[DATASET RECORDS Boundary: Start]

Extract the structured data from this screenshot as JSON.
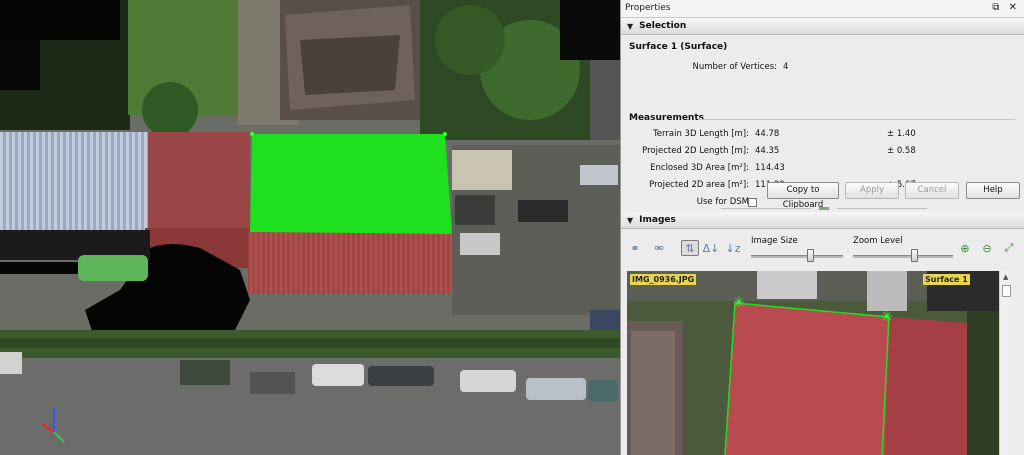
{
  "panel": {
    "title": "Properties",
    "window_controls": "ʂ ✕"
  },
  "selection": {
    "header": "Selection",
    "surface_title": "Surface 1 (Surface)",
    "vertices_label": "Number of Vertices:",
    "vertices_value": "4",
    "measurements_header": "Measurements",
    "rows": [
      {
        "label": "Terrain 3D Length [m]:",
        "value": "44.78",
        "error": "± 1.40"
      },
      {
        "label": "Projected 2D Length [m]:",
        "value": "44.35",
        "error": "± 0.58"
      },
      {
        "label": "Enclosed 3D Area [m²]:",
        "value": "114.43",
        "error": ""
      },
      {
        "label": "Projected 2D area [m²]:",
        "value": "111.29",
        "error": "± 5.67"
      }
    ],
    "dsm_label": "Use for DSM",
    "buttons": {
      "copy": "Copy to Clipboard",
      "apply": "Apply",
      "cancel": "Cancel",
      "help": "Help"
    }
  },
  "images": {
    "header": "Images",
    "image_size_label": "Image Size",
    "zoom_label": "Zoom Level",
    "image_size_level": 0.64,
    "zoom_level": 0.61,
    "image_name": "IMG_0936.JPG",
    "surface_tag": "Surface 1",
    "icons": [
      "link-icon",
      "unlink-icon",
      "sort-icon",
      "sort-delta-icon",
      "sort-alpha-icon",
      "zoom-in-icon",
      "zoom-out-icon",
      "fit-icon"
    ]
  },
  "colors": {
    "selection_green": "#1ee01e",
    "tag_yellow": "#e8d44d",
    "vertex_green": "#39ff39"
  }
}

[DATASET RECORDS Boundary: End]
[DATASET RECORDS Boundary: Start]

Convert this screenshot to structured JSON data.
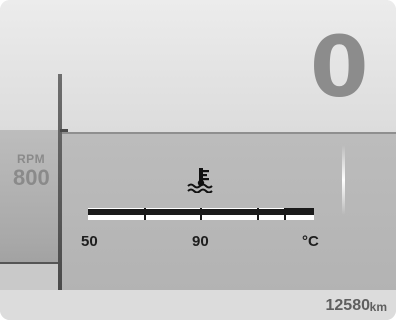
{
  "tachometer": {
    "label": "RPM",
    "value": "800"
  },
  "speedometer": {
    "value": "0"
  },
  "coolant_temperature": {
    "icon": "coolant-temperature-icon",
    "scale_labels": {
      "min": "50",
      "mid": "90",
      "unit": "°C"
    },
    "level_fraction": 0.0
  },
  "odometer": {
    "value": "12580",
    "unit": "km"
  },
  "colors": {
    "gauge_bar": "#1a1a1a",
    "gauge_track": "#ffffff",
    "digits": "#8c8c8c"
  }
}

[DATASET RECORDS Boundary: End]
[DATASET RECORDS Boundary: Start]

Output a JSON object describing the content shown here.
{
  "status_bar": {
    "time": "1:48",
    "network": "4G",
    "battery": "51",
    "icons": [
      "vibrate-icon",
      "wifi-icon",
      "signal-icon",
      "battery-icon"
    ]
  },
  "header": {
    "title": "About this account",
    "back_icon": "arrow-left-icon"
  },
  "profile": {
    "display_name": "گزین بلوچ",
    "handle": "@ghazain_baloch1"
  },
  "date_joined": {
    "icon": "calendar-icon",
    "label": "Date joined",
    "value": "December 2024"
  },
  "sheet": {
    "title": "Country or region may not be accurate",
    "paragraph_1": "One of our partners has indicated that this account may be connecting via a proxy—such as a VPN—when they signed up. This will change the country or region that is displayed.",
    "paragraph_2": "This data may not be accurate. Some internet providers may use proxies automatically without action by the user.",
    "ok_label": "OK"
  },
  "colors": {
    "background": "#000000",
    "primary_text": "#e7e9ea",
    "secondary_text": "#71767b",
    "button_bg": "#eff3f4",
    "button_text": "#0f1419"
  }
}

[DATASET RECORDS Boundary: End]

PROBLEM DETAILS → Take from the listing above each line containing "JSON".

RESULT OF THE TASK →
Extract the structured data from this screenshot as JSON.
Convert this screenshot to structured JSON data.
Output a JSON object describing the content shown here.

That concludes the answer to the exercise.